▶ **ASSIGNED TASK**
Return the listing that follows, word for word.

*** Block opens ***

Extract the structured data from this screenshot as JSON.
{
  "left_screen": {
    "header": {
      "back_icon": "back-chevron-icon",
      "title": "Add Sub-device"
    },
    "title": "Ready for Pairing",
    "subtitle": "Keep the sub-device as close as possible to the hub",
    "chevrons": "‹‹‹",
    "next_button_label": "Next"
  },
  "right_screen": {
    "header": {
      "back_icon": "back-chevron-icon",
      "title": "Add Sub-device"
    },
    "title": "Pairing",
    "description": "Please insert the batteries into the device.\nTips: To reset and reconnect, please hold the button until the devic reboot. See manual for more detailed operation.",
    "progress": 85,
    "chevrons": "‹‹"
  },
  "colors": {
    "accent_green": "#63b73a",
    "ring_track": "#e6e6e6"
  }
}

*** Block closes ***

▶ **RESULT FOR THIS EXERCISE**
Extract the structured data from this screenshot as JSON.
{
  "left_screen": {
    "header": {
      "back_icon": "back-chevron-icon",
      "title": "Add Sub-device"
    },
    "title": "Ready for Pairing",
    "subtitle": "Keep the sub-device as close as possible to the hub",
    "chevrons": "‹‹‹",
    "next_button_label": "Next"
  },
  "right_screen": {
    "header": {
      "back_icon": "back-chevron-icon",
      "title": "Add Sub-device"
    },
    "title": "Pairing",
    "description": "Please insert the batteries into the device.\nTips: To reset and reconnect, please hold the button until the devic reboot. See manual for more detailed operation.",
    "progress": 85,
    "chevrons": "‹‹"
  },
  "colors": {
    "accent_green": "#63b73a",
    "ring_track": "#e6e6e6"
  }
}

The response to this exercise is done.